Consider the app shown in Figure 1, where a single main view that draws a gray circle at each touch location. When a touch ends, the circle disappears. When the user’s fingers move, the underlying circles move with them.
The creation of this app begins with the Single View app template in Xcode. This type of app has a single view controller whose view—in this case a custom subclass of UIView called TouchableView—fills the screen. The view contains only a label initially, but the app programmatically adds subviews later. Figure 2 shows the storyboard for the view controller.
Implement the TouchableView Class
The TouchableView class overrides the inherited touchesBegan(_:with:), touchesMoved(_:with:), touchesEnded(_:with:), and touchesCancelled(_:with:) methods. These methods handle the creation and management of subviews that draw the gray circles at each touch location. Specifically, these methods do the following:
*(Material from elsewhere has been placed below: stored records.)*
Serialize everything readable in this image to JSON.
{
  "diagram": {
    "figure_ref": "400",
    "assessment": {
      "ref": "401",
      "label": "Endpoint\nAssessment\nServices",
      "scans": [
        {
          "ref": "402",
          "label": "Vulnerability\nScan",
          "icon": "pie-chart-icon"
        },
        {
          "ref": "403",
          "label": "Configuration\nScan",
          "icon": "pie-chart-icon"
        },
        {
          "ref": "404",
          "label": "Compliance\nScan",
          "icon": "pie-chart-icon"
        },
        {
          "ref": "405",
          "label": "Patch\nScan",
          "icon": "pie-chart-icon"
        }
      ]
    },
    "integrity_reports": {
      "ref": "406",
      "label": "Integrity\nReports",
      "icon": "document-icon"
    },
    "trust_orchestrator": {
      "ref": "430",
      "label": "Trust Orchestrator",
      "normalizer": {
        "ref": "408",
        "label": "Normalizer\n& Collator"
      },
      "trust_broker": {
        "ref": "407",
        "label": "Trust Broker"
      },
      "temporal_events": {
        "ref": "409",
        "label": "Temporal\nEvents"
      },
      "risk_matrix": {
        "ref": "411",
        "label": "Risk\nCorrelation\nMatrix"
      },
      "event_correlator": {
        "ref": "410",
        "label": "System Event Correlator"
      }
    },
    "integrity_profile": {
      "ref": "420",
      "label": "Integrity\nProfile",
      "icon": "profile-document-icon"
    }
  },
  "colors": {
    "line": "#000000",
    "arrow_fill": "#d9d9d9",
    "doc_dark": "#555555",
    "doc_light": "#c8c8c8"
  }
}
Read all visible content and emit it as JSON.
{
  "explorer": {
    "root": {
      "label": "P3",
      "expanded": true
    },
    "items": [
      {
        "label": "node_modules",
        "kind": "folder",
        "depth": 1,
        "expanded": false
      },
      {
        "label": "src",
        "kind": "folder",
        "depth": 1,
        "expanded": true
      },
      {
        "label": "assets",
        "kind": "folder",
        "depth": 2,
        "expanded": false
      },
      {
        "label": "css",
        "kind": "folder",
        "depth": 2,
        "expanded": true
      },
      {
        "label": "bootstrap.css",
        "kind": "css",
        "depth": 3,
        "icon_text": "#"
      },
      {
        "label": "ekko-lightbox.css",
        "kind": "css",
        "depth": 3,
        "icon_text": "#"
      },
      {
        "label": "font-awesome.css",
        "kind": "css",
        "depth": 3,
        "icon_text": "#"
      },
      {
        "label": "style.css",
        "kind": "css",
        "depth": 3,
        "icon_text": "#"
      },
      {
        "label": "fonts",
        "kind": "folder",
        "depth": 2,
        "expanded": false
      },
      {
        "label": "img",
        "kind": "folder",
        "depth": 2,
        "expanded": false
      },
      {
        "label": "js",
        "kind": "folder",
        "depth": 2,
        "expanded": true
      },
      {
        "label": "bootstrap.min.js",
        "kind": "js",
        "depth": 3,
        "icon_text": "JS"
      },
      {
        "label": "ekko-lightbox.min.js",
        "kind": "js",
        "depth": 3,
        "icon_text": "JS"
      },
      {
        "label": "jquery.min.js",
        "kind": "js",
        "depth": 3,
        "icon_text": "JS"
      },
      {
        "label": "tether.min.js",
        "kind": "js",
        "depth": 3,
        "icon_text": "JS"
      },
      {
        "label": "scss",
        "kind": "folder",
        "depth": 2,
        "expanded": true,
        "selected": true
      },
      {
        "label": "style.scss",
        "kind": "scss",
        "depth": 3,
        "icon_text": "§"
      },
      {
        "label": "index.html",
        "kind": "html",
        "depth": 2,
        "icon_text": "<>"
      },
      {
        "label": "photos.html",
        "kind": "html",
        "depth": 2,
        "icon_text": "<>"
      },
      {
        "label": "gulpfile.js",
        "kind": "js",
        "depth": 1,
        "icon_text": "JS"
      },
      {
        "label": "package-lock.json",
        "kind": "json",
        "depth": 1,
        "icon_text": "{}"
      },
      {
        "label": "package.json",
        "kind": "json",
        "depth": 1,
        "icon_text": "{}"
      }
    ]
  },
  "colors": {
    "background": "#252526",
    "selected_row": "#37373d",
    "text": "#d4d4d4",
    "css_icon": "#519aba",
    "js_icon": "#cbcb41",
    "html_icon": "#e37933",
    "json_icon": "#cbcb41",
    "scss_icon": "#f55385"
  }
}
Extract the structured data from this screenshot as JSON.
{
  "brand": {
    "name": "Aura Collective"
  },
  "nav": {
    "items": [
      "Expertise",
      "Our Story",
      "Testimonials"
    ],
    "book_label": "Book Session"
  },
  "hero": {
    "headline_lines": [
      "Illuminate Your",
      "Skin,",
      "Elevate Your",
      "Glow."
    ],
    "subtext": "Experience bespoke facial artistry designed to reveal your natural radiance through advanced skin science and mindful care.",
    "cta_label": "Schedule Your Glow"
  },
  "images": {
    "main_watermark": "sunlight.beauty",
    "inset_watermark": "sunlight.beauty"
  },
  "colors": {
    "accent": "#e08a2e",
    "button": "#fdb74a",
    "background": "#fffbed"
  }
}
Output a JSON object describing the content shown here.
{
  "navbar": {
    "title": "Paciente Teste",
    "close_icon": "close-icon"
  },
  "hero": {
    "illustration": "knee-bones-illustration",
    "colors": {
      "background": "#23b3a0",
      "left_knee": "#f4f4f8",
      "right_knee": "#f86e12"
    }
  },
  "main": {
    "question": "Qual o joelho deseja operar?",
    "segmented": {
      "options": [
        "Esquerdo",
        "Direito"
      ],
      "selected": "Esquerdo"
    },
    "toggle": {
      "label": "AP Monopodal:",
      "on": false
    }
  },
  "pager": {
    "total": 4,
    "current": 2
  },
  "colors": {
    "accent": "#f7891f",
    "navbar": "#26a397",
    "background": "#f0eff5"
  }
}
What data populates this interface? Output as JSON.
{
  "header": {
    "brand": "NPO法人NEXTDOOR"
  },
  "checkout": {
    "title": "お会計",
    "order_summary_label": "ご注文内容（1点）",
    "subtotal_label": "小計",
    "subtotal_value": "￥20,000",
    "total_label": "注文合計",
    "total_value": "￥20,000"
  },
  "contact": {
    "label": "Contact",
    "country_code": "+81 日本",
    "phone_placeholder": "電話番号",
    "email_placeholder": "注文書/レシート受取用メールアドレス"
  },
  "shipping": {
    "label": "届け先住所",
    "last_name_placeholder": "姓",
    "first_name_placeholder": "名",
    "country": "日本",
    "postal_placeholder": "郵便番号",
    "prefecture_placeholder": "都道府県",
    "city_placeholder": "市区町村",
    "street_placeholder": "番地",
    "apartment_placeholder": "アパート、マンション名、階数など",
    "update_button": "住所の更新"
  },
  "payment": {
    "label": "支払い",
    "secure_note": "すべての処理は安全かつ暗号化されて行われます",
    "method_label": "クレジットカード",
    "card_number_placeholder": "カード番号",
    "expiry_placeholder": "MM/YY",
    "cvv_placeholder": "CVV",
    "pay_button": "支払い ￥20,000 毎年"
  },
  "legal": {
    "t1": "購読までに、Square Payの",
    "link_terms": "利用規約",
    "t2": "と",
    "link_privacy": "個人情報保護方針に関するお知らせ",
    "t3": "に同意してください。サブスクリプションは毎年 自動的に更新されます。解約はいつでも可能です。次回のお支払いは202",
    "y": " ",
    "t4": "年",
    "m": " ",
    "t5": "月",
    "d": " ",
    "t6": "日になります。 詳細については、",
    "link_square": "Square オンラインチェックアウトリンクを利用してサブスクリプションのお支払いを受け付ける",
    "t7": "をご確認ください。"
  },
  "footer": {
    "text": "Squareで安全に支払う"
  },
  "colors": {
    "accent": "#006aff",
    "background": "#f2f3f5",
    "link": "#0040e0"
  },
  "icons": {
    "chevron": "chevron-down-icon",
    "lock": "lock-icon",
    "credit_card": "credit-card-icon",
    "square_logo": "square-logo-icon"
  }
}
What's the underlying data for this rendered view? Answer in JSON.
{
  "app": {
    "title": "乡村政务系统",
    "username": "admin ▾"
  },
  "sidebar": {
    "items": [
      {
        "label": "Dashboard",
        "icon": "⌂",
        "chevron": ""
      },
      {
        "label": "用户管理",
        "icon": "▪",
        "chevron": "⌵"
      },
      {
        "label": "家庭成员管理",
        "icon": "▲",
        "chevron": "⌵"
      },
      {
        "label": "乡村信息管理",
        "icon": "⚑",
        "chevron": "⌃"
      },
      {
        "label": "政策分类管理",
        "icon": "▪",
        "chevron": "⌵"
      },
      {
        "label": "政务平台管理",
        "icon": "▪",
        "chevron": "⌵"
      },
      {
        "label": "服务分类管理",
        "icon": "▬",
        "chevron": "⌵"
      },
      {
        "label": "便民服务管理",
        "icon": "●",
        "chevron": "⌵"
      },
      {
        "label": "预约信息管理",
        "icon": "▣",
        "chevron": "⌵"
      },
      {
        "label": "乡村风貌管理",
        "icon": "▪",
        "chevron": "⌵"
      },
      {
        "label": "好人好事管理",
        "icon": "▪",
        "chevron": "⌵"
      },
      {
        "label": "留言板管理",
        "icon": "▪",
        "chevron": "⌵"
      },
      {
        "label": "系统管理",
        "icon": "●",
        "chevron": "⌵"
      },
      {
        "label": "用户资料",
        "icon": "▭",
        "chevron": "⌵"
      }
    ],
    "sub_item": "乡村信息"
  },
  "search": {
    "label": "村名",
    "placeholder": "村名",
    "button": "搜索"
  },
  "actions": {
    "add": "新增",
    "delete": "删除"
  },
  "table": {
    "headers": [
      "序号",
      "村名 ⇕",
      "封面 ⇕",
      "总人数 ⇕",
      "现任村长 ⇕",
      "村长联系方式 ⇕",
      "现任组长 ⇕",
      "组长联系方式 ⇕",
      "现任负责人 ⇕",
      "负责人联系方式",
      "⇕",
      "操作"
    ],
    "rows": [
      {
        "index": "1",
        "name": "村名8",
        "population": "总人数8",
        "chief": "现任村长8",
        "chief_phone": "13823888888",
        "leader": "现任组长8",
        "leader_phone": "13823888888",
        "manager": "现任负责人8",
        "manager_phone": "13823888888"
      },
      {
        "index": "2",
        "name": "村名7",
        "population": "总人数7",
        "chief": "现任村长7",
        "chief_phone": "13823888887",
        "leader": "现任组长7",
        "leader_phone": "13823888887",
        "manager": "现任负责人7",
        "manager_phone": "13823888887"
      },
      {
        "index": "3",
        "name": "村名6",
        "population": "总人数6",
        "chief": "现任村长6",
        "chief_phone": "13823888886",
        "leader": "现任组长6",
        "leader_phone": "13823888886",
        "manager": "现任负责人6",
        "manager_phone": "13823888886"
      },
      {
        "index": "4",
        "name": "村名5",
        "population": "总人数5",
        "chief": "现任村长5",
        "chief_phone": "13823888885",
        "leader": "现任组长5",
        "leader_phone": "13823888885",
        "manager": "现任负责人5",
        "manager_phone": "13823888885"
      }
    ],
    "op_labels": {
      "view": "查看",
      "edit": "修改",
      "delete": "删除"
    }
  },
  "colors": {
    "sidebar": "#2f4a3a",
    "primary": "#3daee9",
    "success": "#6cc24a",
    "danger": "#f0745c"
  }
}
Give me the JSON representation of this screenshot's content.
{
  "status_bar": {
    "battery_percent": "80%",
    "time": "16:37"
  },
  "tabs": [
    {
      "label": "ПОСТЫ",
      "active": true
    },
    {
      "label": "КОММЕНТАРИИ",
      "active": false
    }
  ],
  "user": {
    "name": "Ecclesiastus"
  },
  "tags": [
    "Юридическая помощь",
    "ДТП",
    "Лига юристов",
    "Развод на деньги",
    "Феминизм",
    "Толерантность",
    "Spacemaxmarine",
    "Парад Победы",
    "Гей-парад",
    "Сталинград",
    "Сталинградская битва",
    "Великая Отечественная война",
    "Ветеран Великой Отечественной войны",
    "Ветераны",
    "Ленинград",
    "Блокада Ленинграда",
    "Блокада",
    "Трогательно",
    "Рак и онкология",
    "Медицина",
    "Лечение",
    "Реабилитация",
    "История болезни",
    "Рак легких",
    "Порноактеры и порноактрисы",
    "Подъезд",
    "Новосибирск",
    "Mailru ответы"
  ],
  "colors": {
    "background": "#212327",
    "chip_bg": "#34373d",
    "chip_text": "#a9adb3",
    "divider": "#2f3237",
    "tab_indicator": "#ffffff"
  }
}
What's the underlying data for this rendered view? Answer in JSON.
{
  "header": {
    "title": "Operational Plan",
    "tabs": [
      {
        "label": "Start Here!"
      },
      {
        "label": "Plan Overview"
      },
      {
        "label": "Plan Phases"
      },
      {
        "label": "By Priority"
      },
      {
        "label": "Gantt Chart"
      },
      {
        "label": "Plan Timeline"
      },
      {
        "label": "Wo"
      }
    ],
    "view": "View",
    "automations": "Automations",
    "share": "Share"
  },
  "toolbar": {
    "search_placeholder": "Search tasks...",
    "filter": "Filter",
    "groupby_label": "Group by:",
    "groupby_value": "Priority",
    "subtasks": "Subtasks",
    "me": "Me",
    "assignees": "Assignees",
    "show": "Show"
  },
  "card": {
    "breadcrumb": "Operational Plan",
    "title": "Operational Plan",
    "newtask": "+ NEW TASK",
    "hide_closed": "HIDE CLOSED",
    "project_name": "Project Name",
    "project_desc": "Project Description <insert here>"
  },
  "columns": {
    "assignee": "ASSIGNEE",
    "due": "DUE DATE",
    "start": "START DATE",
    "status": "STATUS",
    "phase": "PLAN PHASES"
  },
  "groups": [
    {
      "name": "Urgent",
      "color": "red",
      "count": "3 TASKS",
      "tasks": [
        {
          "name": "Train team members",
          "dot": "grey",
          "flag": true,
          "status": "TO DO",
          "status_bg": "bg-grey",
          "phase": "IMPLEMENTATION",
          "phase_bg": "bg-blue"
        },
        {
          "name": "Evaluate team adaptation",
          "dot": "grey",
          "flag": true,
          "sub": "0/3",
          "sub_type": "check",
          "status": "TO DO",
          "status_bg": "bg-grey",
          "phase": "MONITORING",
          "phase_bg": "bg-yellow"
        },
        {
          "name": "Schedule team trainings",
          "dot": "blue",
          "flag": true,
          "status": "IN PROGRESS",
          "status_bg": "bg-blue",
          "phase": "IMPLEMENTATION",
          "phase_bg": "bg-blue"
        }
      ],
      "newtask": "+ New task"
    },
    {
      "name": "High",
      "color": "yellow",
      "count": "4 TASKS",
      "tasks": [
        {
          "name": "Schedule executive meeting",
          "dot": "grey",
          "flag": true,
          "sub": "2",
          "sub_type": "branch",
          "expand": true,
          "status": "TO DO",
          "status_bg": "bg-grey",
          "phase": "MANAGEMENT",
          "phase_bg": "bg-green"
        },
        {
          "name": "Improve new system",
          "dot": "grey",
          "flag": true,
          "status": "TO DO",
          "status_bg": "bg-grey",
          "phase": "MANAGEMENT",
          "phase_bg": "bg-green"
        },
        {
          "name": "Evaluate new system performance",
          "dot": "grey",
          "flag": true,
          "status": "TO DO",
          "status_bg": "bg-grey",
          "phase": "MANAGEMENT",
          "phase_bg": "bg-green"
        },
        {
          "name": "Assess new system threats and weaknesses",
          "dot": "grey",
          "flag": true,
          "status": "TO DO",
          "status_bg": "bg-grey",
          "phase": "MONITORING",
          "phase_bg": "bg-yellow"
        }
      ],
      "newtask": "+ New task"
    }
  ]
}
Listing 1 shows the main implementation of the TouchableView class and its touch handling methods. Each method iterates through the touches and performs the needed actions. The touchViews dictionary uses the UITouch objects as keys to retrieve the subviews the user is manipulating onscreen.
Several helper methods handle creation, management, and disposal of the subviews, as shown in Listing 2. The createViewForTouch method creates a new TouchSpotView object and adds it to the TouchableView object, animating the view to its full size. The removeViewForTouch method removes the corresponding subview and updates the class data structures. The viewForTouch method is a convenience method for retrieving the view associated with a given touch event.
Implement the TouchSpotView Class
The TouchSpotView class (shown in Listing 3) represents the custom subviews that draw the gray circles onscreen. TouchSpotView maintains its circular shape by setting the cornerRadius property of the layer each time its bounds property changes.